Start of EXERCISE DATA

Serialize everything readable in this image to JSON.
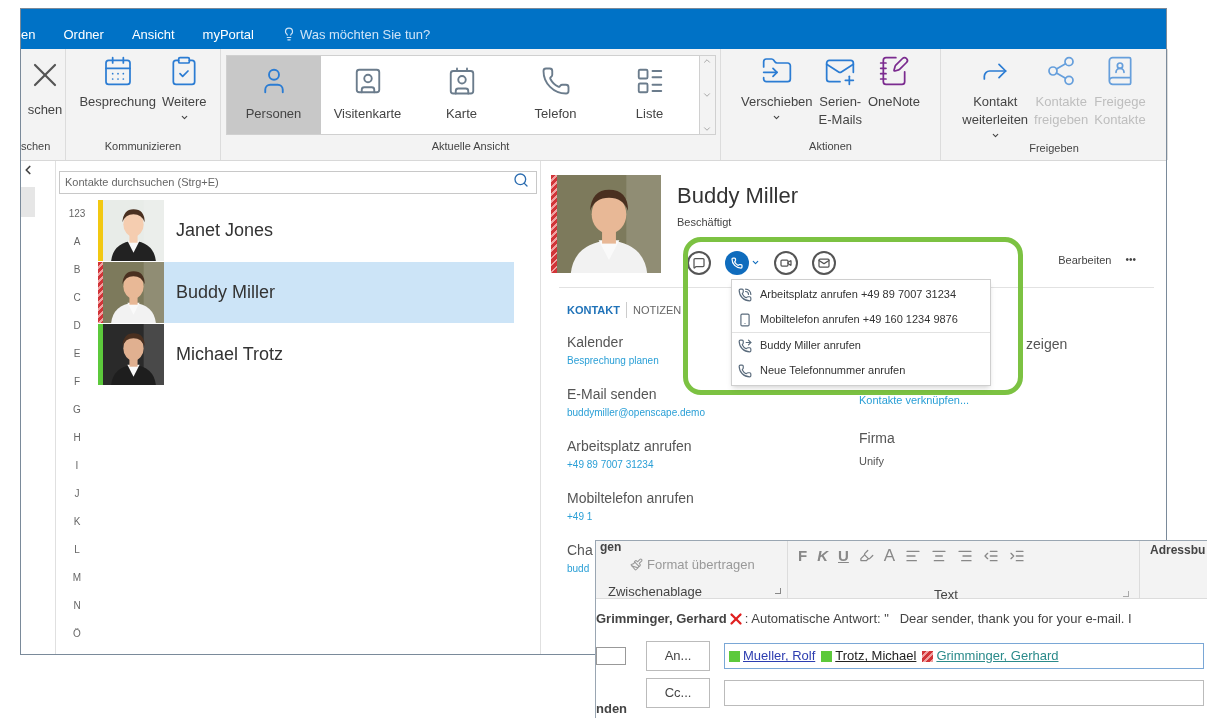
{
  "menu_bar": {
    "tabs": [
      {
        "label": "en"
      },
      {
        "label": "Ordner"
      },
      {
        "label": "Ansicht"
      },
      {
        "label": "myPortal"
      }
    ],
    "tell_me": "Was möchten Sie tun?"
  },
  "ribbon": {
    "groups": [
      {
        "label": "schen",
        "kind": "buttons",
        "buttons": [
          {
            "label": "schen",
            "caret": false,
            "disabled": false
          }
        ]
      },
      {
        "label": "Kommunizieren",
        "kind": "buttons",
        "buttons": [
          {
            "label": "Besprechung",
            "caret": false,
            "disabled": false
          },
          {
            "label": "Weitere",
            "caret": true,
            "disabled": false
          }
        ]
      },
      {
        "label": "Aktuelle Ansicht",
        "kind": "gallery",
        "buttons": [
          {
            "label": "Personen",
            "selected": true
          },
          {
            "label": "Visitenkarte",
            "selected": false
          },
          {
            "label": "Karte",
            "selected": false
          },
          {
            "label": "Telefon",
            "selected": false
          },
          {
            "label": "Liste",
            "selected": false
          }
        ]
      },
      {
        "label": "Aktionen",
        "kind": "buttons",
        "buttons": [
          {
            "label": "Verschieben",
            "caret": true,
            "disabled": false
          },
          {
            "label": "Serien-\nE-Mails",
            "caret": false,
            "disabled": false
          },
          {
            "label": "OneNote",
            "caret": false,
            "disabled": false
          }
        ]
      },
      {
        "label": "Freigeben",
        "kind": "buttons",
        "buttons": [
          {
            "label": "Kontakt\nweiterleiten",
            "caret": true,
            "disabled": false
          },
          {
            "label": "Kontakte\nfreigeben",
            "caret": false,
            "disabled": true
          },
          {
            "label": "Freigege\nKontakte",
            "caret": false,
            "disabled": true
          }
        ]
      }
    ]
  },
  "contacts": {
    "search": {
      "placeholder": "Kontakte durchsuchen (Strg+E)"
    },
    "index": [
      "123",
      "A",
      "B",
      "C",
      "D",
      "E",
      "F",
      "G",
      "H",
      "I",
      "J",
      "K",
      "L",
      "M",
      "N",
      "Ö"
    ],
    "items": [
      {
        "name": "Janet Jones",
        "color": "#f2c811",
        "striped": false,
        "selected": false
      },
      {
        "name": "Buddy Miller",
        "color": "#d13438",
        "striped": true,
        "selected": true
      },
      {
        "name": "Michael Trotz",
        "color": "#5cc93b",
        "striped": false,
        "selected": false
      }
    ]
  },
  "detail": {
    "name": "Buddy Miller",
    "status": "Beschäftigt",
    "color": "#d13438",
    "striped": true,
    "actions": [
      {
        "selected": false,
        "caret": false
      },
      {
        "selected": true,
        "caret": true
      },
      {
        "selected": false,
        "caret": false
      },
      {
        "selected": false,
        "caret": false
      }
    ],
    "edit": "Bearbeiten",
    "more": "•••",
    "tabs": [
      {
        "label": "KONTAKT",
        "selected": true
      },
      {
        "label": "NOTIZEN",
        "selected": false
      }
    ],
    "left_fields": [
      {
        "label": "Kalender",
        "value": "Besprechung planen"
      },
      {
        "label": "E-Mail senden",
        "value": "buddymiller@openscape.demo"
      },
      {
        "label": "Arbeitsplatz anrufen",
        "value": "+49 89 7007 31234"
      },
      {
        "label": "Mobiltelefon anrufen",
        "value": "+49 1"
      },
      {
        "label": "Cha",
        "value": "budd"
      }
    ],
    "right_fields": [
      {
        "label": "zeigen"
      },
      {
        "value": "Kontakte verknüpfen...",
        "kind": "link"
      },
      {
        "label": "Firma",
        "value": "Unify",
        "kind": "plain"
      }
    ]
  },
  "call_menu": {
    "sections": [
      [
        {
          "label": "Arbeitsplatz anrufen +49 89 7007 31234"
        },
        {
          "label": "Mobiltelefon anrufen +49 160 1234 9876"
        }
      ],
      [
        {
          "label": "Buddy Miller anrufen"
        },
        {
          "label": "Neue Telefonnummer anrufen"
        }
      ]
    ]
  },
  "compose": {
    "clipboard": {
      "paste": "gen",
      "format_painter": "Format übertragen",
      "label": "Zwischenablage"
    },
    "text": {
      "styles": [
        "F",
        "K",
        "U"
      ],
      "font_color": "A",
      "label": "Text"
    },
    "address_book": "Adressbu",
    "info": {
      "sender": "Grimminger, Gerhard",
      "message": ": Automatische Antwort: \"   Dear sender, thank you for your e-mail. I"
    },
    "to_button": "An...",
    "to": [
      {
        "name": "Mueller, Rolf",
        "color": "#5cc93b",
        "striped": false
      },
      {
        "name": "Trotz, Michael",
        "color": "#5cc93b",
        "striped": false
      },
      {
        "name": "Grimminger, Gerhard",
        "color": "#d13438",
        "striped": true
      }
    ],
    "cc_button": "Cc...",
    "send": "nden"
  }
}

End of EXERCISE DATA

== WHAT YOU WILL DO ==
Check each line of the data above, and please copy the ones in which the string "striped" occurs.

== SOLUTION FOR THIS EXERCISE ==
        "striped": false,
        "striped": true,
        "striped": false,
    "striped": true,
        "striped": false
        "striped": false
        "striped": true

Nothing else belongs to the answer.